Educated at Rochester Grammar School for Girls, to which she had won a Kent County Council scholarship. Dunbar studied at Rochester School of Art (now the University for the Creative Arts) from 1925 to 1927, at Chelsea School of Art from 1927 to 1929. In 1929 she won an Exhibition to study at the Royal College of Art. She graduated ARCA (Associate of the Royal College of Art) in 1933. In 1940 the Tate Gallery purchased one of her early student works, Study for Decoration: Flight 1930.
Among her Royal College of Art tutors was Charles Mahoney. Encouraged by the Principal of the RCA, Sir William Rothenstein, Mahoney and a small group of fourth-year students including Dunbar were commissioned to decorate the assembly hall of Brockley County School for Boys, now Prendergast-Hilly Fields College, in south London with a series of murals illustrating Aesop’s fables. Of the group Mahoney and Dunbar contributed most to the series, which was formally unveiled in 1936.
The principal figure in The Country Girl and the Pail of Milk was modelled by the older of Dunbar’s two sisters, Jessie. The subjects of Dunbar’s murals and their interpretation predict the chief preoccupations of her artistic career. The frieze, a broad landscape of the area known as Hilly Fields was observed from the vantage point of a nearby water tower. Framed by two allegorical figures, the landscape is animated in the middle distance by dogs, people walking, pushing prams and working at their allotments. In the foreground are boys in the uniform cap and blazer of the then Brockley School engaged in various activities.
Dunbar and Mahoney spent some three years, from 1933 to 1936, completing the Brockley murals. During this time they formed a close relationship, which eventually ended in 1937. A collection of Dunbar’s often lavishly illustrated letters to Mahoney covering their relationship between 1933 and 1937, are held in Tate Gallery archive. No letters from Mahoney to Dunbar remain.
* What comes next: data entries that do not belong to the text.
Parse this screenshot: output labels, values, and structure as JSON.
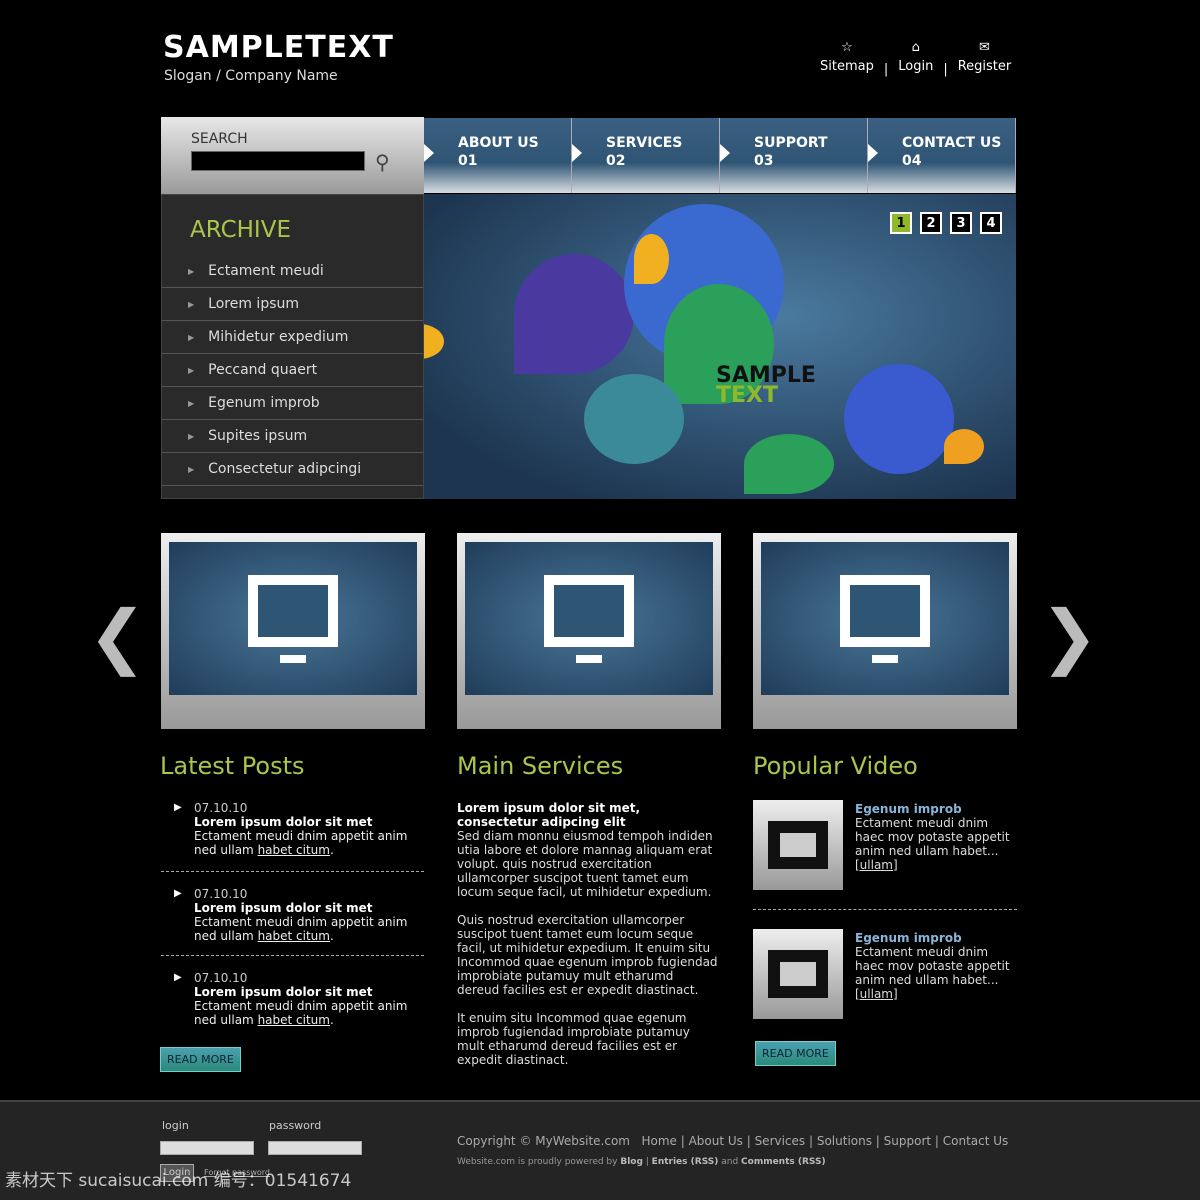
{
  "header": {
    "logo": "SAMPLETEXT",
    "slogan": "Slogan / Company Name",
    "links": [
      {
        "label": "Sitemap",
        "icon": "star-icon"
      },
      {
        "label": "Login",
        "icon": "home-icon"
      },
      {
        "label": "Register",
        "icon": "envelope-icon"
      }
    ],
    "separator": "|"
  },
  "search": {
    "label": "SEARCH",
    "value": ""
  },
  "nav": [
    {
      "label": "ABOUT US",
      "num": "01"
    },
    {
      "label": "SERVICES",
      "num": "02"
    },
    {
      "label": "SUPPORT",
      "num": "03"
    },
    {
      "label": "CONTACT US",
      "num": "04"
    }
  ],
  "archive": {
    "title": "ARCHIVE",
    "items": [
      "Ectament meudi",
      "Lorem ipsum",
      "Mihidetur expedium",
      "Peccand quaert",
      "Egenum improb",
      "Supites ipsum",
      "Consectetur adipcingi"
    ]
  },
  "banner": {
    "text_line1": "SAMPLE",
    "text_line2": "TEXT",
    "pages": [
      "1",
      "2",
      "3",
      "4"
    ],
    "active_page": 1
  },
  "latest": {
    "title": "Latest Posts",
    "posts": [
      {
        "date": "07.10.10",
        "title": "Lorem ipsum dolor sit met",
        "text": "Ectament meudi dnim appetit anim ned ullam ",
        "link": "habet citum",
        "end": "."
      },
      {
        "date": "07.10.10",
        "title": "Lorem ipsum dolor sit met",
        "text": "Ectament meudi dnim appetit anim ned ullam ",
        "link": "habet citum",
        "end": "."
      },
      {
        "date": "07.10.10",
        "title": "Lorem ipsum dolor sit met",
        "text": "Ectament meudi dnim appetit anim ned ullam ",
        "link": "habet citum",
        "end": "."
      }
    ],
    "read_more": "READ MORE"
  },
  "services": {
    "title": "Main Services",
    "heading": "Lorem ipsum dolor sit met, consectetur adipcing elit",
    "p1": "Sed diam monnu eiusmod tempoh indiden utia labore et dolore mannag aliquam erat volupt. quis nostrud exercitation ullamcorper suscipot tuent tamet eum locum seque facil, ut mihidetur expedium.",
    "p2": "Quis nostrud exercitation ullamcorper suscipot tuent tamet eum locum seque facil, ut mihidetur expedium. It enuim situ Incommod quae egenum improb fugiendad improbiate putamuy mult etharumd dereud facilies est er expedit diastinact.",
    "p3": "It enuim situ Incommod quae egenum improb fugiendad improbiate putamuy mult etharumd dereud facilies est er expedit diastinact."
  },
  "video": {
    "title": "Popular Video",
    "items": [
      {
        "title": "Egenum improb",
        "text": "Ectament meudi dnim haec mov potaste appetit anim ned ullam habet...",
        "link": "[ullam]"
      },
      {
        "title": "Egenum improb",
        "text": "Ectament meudi dnim haec mov potaste appetit anim ned ullam habet...",
        "link": "[ullam]"
      }
    ],
    "read_more": "READ MORE"
  },
  "footer": {
    "login_label": "login",
    "password_label": "password",
    "login_button": "Login",
    "forgot": "Forgot password",
    "copyright": "Copyright © MyWebsite.com",
    "links": [
      "Home",
      "About Us",
      "Services",
      "Solutions",
      "Support",
      "Contact Us"
    ],
    "powered_pre": "Website.com is proudly powered by ",
    "blog": "Blog",
    "entries": "Entries (RSS)",
    "and": " and ",
    "comments": "Comments (RSS)"
  },
  "watermark": "素材天下 sucaisucai.com  编号：01541674",
  "colors": {
    "accent_green": "#a9c64a",
    "nav_blue": "#2f5575",
    "background": "#000000"
  }
}
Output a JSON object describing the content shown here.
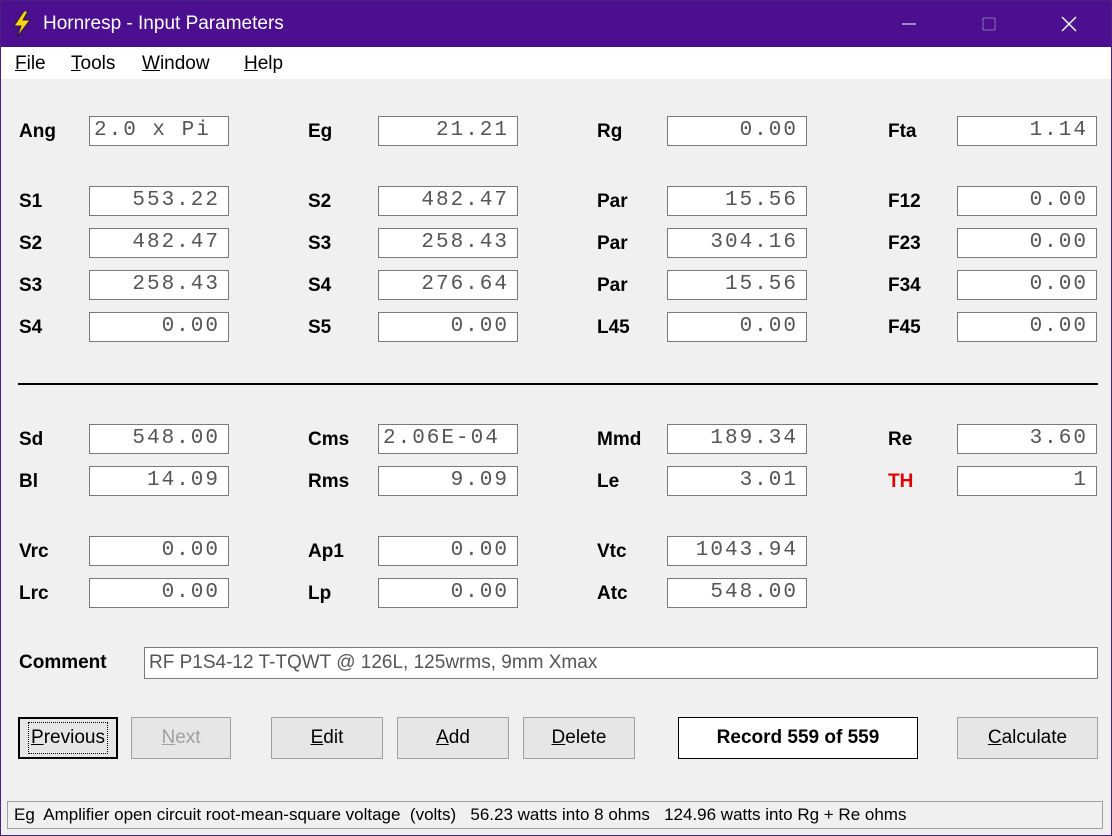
{
  "window": {
    "title": "Hornresp - Input Parameters",
    "titlebar_color": "#4b0f8f"
  },
  "menu": [
    {
      "label": "File",
      "mnemonic": "F",
      "rest": "ile"
    },
    {
      "label": "Tools",
      "mnemonic": "T",
      "rest": "ools"
    },
    {
      "label": "Window",
      "mnemonic": "W",
      "rest": "indow"
    },
    {
      "label": "Help",
      "mnemonic": "H",
      "rest": "elp"
    }
  ],
  "params": {
    "ang": {
      "label": "Ang",
      "value": "2.0 x Pi"
    },
    "eg": {
      "label": "Eg",
      "value": "21.21"
    },
    "rg": {
      "label": "Rg",
      "value": "0.00"
    },
    "fta": {
      "label": "Fta",
      "value": "1.14"
    },
    "s1a": {
      "label": "S1",
      "value": "553.22"
    },
    "s2b": {
      "label": "S2",
      "value": "482.47"
    },
    "par1": {
      "label": "Par",
      "value": "15.56"
    },
    "f12": {
      "label": "F12",
      "value": "0.00"
    },
    "s2a": {
      "label": "S2",
      "value": "482.47"
    },
    "s3b": {
      "label": "S3",
      "value": "258.43"
    },
    "par2": {
      "label": "Par",
      "value": "304.16"
    },
    "f23": {
      "label": "F23",
      "value": "0.00"
    },
    "s3a": {
      "label": "S3",
      "value": "258.43"
    },
    "s4b": {
      "label": "S4",
      "value": "276.64"
    },
    "par3": {
      "label": "Par",
      "value": "15.56"
    },
    "f34": {
      "label": "F34",
      "value": "0.00"
    },
    "s4a": {
      "label": "S4",
      "value": "0.00"
    },
    "s5": {
      "label": "S5",
      "value": "0.00"
    },
    "l45": {
      "label": "L45",
      "value": "0.00"
    },
    "f45": {
      "label": "F45",
      "value": "0.00"
    },
    "sd": {
      "label": "Sd",
      "value": "548.00"
    },
    "cms": {
      "label": "Cms",
      "value": "2.06E-04"
    },
    "mmd": {
      "label": "Mmd",
      "value": "189.34"
    },
    "re": {
      "label": "Re",
      "value": "3.60"
    },
    "bl": {
      "label": "Bl",
      "value": "14.09"
    },
    "rms": {
      "label": "Rms",
      "value": "9.09"
    },
    "le": {
      "label": "Le",
      "value": "3.01"
    },
    "th": {
      "label": "TH",
      "value": "1",
      "color": "#e00000"
    },
    "vrc": {
      "label": "Vrc",
      "value": "0.00"
    },
    "ap1": {
      "label": "Ap1",
      "value": "0.00"
    },
    "vtc": {
      "label": "Vtc",
      "value": "1043.94"
    },
    "lrc": {
      "label": "Lrc",
      "value": "0.00"
    },
    "lp": {
      "label": "Lp",
      "value": "0.00"
    },
    "atc": {
      "label": "Atc",
      "value": "548.00"
    }
  },
  "comment": {
    "label": "Comment",
    "value": "RF P1S4-12 T-TQWT @ 126L, 125wrms, 9mm Xmax"
  },
  "buttons": {
    "previous": {
      "label": "Previous",
      "mnemonic": "P",
      "rest": "revious"
    },
    "next": {
      "label": "Next",
      "mnemonic": "N",
      "rest": "ext"
    },
    "edit": {
      "label": "Edit",
      "mnemonic": "E",
      "rest": "dit"
    },
    "add": {
      "label": "Add",
      "mnemonic": "A",
      "rest": "dd"
    },
    "delete": {
      "label": "Delete",
      "mnemonic": "D",
      "rest": "elete"
    },
    "record": "Record 559 of 559",
    "calculate": {
      "label": "Calculate",
      "mnemonic": "C",
      "rest": "alculate"
    }
  },
  "status": "Eg  Amplifier open circuit root-mean-square voltage  (volts)   56.23 watts into 8 ohms   124.96 watts into Rg + Re ohms"
}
In late 1938 Dunbar opened The Blue Gallery, a large first-floor room above the shop run by her sisters Marjorie and Jessie at 168 High Street, Rochester. Here she displayed her own work and included some of her mother’s floral still-life paintings. She invited Charles Mahoney (with whom she remained on friendly terms) and prominent contemporary artists Allan Gwynne-Jones, Barnett Freedman and Edward Bawden, to contribute their work to her first group exhibition, which opened in March 1939. The Blue Gallery did not prosper and it closed after a few months.
In April 1940 Dunbar was appointed by the War Artists’ Advisory Committee, WAAC, as an official war artist, eventually becoming the only woman artist to receive successive and continuous salaried commissions throughout the war. Her brief was to record civilian contributions to the war effort on the home front. Her initial subjects were the activities of the Women’s Voluntary Service, WVS, and later in the war, the Women’s Land Army. By the end of the war Dunbar had some forty paintings accepted by WAAC.
In autumn 1940 Dunbar met Roger Folley (1912–2008) whom she would marry in August 1942. Folley, from Lancashire, was an agricultural economist who had worked and lived on site at Sparsholt Farm Institute as Costings Officer. As a Royal Auxiliary Air Force volunteer, he was called up to serve in the RAF in August 1939, receiving his Flying Officer commission in 1941.
On the evening of 12 May 1960, in the woods around Staple Farm, the Kent farmhouse in which she and Folley were then living, Dunbar suddenly collapsed and died. A post-mortem showed coronary atheroma to have been the cause of death.
At the time of her death, the storage shelves in a room adjoining the studio in Staple Farm, contained some 30–40 canvases. There were also numerous folios of drawings. Folley remarried in 1961, and in the interim Dunbar’s remaining work was distributed among family and friends. It is sometimes supposed that Dunbar’s post-war output was limited, and that her best work came from the pre-war and wartime periods. What evidence there is suggests that although her post-war work is unquantifiable, the quality of her work reached its maturity and peak. Dunbar worked continually, and there is nothing to suggest that at any time in her career did her output slacken, except for brief holiday periods, and even then it was impossible for her to leave her sketch-book behind. Her oil paintings were her prime product, but she left behind many portfolios of water colours, drawings, pastels, sketches and other secondary work, most of which were not seen for many years after disappearing shortly after her death.